Stretching Dollars Further

and one income.” Clark says the key to their success so far, is their financial discipline. “They maintain very little debt and seem to be quite frugal with their expenses.”

With that in their favor, he says they should adopt the following moves until Theresa returns to work.

Consolidate mortgages. Since the Adams plan to remain in their home for the next five years, Clark says they should consolidate the first and second mortgages ($171,000 and $33,000, respectively) into an interest-only mortgage. This strategy is beneficial because, currently, most of the mortgage payment is going to interest, with little accumulating toward principal. With an interest-only mortgage, Clark calculates that they will reduce their mortgage by $170 a month. Since the couple purchased their home for $222,000, and it now has a market value of $300,000, Clark recommends that they cash out $7,000 at settlement to pay off the car loan and credit card debt. “With the savings each month, they will be able to concentrate on building their cash reserves and funding their children’s education,” he says.

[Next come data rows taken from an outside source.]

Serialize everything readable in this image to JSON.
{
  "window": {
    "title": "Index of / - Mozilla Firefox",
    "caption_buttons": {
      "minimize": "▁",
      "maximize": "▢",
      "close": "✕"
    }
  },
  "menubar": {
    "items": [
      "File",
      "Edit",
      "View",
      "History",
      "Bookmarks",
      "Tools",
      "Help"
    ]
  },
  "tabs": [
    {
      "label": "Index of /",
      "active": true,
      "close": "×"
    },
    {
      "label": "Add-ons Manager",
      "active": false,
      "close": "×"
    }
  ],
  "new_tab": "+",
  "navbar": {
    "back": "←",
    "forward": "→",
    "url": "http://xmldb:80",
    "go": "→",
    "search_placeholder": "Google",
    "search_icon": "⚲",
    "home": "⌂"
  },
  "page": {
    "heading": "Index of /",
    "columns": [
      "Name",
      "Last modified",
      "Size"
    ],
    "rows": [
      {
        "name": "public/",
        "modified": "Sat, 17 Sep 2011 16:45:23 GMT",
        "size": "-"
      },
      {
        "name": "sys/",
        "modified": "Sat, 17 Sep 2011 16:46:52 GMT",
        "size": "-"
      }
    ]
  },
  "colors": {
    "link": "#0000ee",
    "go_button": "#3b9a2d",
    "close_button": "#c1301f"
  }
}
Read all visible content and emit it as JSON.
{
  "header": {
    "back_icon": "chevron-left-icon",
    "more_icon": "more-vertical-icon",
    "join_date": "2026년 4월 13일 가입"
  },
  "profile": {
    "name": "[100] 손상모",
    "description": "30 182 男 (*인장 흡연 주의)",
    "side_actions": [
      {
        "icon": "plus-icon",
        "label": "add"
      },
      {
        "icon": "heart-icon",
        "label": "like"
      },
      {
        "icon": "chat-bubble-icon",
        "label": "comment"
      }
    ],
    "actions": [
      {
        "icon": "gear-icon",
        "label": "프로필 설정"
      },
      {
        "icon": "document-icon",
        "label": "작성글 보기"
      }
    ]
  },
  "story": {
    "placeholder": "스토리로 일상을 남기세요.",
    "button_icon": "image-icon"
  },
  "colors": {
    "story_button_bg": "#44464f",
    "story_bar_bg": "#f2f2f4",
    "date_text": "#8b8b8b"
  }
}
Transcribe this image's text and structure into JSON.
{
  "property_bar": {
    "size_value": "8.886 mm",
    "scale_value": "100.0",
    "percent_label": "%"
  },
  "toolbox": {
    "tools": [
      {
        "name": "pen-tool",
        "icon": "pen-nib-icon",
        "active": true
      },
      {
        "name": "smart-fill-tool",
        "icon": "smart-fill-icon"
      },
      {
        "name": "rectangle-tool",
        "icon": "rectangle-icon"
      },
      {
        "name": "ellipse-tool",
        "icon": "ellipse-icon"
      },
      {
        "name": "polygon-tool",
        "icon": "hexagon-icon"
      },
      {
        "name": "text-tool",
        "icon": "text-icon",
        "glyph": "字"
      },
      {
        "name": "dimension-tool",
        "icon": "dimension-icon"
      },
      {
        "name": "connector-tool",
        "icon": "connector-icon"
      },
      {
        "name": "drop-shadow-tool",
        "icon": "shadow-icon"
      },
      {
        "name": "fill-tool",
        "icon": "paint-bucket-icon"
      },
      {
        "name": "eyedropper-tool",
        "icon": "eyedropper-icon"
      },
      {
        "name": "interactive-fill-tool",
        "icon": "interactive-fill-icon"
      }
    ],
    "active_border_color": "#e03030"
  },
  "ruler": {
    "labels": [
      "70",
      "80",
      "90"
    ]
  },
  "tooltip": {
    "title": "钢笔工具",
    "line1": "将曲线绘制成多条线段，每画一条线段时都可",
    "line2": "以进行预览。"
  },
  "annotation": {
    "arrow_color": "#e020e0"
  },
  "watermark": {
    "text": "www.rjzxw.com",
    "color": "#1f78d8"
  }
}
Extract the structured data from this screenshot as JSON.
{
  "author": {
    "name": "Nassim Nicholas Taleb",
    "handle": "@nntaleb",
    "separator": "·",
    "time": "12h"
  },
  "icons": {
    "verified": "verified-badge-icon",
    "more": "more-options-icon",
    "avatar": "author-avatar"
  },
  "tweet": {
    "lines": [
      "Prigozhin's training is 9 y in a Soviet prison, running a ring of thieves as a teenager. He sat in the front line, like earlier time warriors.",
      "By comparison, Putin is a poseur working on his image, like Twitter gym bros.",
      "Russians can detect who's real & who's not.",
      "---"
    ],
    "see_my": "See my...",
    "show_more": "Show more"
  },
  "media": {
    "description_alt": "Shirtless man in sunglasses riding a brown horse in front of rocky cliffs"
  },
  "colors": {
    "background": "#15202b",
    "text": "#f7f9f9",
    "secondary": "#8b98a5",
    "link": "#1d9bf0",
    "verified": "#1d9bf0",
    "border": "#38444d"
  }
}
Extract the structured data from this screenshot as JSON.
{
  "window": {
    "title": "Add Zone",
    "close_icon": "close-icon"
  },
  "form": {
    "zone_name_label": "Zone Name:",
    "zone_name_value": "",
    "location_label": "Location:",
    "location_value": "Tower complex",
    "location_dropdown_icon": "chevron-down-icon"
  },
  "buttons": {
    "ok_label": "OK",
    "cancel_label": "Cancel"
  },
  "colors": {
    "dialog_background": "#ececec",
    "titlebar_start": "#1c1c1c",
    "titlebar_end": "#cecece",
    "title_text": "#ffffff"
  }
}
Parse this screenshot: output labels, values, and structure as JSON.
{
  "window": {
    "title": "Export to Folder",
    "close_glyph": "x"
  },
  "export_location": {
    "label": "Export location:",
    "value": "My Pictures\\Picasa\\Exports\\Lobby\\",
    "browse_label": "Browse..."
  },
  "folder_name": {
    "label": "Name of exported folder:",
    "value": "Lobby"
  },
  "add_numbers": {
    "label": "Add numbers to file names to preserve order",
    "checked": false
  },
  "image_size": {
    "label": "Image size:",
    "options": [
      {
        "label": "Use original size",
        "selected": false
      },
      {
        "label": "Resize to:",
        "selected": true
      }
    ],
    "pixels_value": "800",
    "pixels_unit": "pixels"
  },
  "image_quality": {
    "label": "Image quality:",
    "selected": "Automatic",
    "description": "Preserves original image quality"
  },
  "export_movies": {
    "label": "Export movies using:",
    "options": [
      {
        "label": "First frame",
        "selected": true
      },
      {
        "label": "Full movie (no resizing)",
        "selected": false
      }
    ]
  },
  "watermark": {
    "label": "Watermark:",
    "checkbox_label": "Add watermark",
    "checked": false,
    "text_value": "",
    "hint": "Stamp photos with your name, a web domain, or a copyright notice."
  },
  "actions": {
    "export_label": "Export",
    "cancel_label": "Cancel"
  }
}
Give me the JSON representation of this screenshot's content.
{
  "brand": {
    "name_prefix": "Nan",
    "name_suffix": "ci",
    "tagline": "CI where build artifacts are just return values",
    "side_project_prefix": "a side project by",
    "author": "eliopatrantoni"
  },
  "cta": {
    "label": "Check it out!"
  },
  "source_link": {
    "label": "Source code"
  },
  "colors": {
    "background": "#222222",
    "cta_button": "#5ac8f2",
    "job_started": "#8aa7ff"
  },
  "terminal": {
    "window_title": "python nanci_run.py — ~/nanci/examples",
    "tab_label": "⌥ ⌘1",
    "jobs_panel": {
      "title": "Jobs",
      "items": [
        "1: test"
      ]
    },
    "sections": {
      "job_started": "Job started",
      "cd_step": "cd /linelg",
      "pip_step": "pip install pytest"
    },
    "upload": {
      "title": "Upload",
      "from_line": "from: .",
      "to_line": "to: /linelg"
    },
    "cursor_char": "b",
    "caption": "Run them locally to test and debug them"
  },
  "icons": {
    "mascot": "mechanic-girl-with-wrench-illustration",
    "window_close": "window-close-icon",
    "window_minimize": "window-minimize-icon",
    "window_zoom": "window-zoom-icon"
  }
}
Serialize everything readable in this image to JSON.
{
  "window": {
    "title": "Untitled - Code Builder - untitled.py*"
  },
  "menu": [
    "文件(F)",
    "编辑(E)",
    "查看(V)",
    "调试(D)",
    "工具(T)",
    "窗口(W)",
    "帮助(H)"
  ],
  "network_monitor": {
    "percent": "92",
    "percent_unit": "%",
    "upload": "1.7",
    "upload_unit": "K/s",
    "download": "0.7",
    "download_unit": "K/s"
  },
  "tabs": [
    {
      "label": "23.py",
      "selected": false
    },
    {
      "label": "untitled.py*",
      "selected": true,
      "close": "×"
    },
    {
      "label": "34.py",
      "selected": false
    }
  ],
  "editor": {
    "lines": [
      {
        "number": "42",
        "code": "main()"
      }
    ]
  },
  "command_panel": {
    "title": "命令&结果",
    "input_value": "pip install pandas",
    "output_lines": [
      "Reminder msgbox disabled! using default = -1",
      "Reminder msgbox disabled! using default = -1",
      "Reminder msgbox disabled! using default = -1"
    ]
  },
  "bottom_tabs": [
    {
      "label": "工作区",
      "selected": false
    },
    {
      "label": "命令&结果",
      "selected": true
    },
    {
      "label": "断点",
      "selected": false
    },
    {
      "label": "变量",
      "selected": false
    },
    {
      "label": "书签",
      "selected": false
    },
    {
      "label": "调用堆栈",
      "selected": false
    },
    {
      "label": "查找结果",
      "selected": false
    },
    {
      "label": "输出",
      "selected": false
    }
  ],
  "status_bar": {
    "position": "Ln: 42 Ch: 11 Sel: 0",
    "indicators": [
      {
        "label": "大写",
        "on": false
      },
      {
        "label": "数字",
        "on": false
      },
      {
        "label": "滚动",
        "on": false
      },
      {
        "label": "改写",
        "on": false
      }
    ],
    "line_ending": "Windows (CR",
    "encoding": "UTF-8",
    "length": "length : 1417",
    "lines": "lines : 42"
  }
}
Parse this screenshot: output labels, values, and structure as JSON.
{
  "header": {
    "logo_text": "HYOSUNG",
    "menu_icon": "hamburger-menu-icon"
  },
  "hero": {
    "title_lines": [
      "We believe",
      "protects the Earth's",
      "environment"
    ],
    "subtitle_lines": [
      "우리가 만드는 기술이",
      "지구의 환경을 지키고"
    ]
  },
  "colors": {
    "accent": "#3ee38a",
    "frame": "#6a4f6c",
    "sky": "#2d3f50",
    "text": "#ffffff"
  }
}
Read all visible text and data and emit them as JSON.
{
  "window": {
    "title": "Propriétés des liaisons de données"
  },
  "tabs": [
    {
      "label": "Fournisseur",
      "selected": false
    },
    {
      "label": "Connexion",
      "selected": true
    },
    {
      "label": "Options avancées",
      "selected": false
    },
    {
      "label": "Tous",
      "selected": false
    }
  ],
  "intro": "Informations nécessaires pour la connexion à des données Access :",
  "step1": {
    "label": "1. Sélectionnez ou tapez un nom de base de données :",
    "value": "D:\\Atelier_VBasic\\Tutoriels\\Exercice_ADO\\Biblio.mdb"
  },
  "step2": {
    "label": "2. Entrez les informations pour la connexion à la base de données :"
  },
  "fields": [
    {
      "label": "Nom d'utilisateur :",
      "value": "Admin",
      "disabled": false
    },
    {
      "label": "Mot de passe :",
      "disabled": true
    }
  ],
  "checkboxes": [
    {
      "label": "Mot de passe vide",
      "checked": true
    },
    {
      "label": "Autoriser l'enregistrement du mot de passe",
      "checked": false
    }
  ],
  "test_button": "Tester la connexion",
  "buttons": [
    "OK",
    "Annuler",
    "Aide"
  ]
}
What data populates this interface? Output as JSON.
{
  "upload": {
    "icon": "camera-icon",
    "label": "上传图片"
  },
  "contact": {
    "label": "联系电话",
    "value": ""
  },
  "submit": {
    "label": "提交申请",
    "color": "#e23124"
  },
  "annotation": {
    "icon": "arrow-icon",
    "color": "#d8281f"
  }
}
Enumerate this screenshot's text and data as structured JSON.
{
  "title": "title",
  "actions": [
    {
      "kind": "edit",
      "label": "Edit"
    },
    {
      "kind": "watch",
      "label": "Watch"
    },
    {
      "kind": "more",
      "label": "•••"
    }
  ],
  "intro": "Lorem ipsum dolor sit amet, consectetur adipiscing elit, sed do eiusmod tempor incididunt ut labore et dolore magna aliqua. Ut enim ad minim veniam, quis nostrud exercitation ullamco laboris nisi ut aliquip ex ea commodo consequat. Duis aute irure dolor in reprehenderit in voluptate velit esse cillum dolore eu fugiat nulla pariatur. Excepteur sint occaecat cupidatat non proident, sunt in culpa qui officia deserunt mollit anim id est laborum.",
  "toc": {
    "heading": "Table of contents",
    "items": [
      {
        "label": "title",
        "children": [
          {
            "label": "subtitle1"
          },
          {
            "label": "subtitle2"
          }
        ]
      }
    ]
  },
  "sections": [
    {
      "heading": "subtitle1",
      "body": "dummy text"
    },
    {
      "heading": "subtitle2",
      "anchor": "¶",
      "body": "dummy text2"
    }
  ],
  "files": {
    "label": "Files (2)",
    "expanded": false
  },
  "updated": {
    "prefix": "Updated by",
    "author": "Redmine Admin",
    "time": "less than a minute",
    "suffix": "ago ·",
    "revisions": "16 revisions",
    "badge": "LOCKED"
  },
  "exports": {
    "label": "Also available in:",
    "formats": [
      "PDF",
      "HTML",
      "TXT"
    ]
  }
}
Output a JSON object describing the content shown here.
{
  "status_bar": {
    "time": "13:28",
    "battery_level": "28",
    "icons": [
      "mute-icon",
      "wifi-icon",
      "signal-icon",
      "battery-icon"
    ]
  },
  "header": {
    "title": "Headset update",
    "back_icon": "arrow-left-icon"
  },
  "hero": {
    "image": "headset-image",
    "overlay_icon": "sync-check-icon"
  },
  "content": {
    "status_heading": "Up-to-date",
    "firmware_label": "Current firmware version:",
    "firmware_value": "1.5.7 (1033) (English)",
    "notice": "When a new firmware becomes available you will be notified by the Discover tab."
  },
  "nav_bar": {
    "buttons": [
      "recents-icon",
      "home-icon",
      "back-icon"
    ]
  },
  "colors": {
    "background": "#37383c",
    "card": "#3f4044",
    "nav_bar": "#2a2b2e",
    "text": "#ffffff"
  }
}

Increase 401(k) contribution. Tony currently contributes 4% of his salary to his 401(k) and plans to go as high as 7%. Clark recommends he shoot for at least 10%, with a goal to reach the 15% maximum. If Tony has concerns about how the increase will affect his take-home pay, he can contact the 401(k) plan administrator and request a detailed contribution table that will show how much will be deducted from his paycheck with each percentage increase. Since his company has an incentive matching program, he would be able to further accelerate his wealth.

Rollover 401(k). Theresa wonders what she should do with the assets she obtained through her previous employer’s 401(k) plan. Clark says it’s best to roll them over into an Individual Retirement Account. It would be ideal for her to invest in a combination of growth mutual funds and quality stocks.

Buy disability insurance. With some $550,000 of life insurance coverage, Clark says the Adamses are sufficiently protected. However, since Tony is the sole income source, they should purchase a disability insurance policy to cover their expenses, about $1,600 per month, in case Tony becomes injured. And speaking of protection, though the Adams family has $5,000 in a money market account, they need to save an additional $3,000 for emergencies. The last thing they need is to find themselves turning to credit cards to bridge financial gaps.

Put the contest winnings to good use. Clark recommends investing the $2,000 contest winnings in a Uniform Gift to Minors account. This account will give the couple more flexibility — compared with a 529 Plan — in terms of choosing different investments, such as growth mutual funds, stocks, and bonds. All the contest winnings should go toward Corey’s account, then the Adamses can establish an automatic investment account for both children through any mutual fund family. “They can invest as little as $25 a month and the money will be automatically deducted from their checking account,” says Clark.

Financial Snapshot: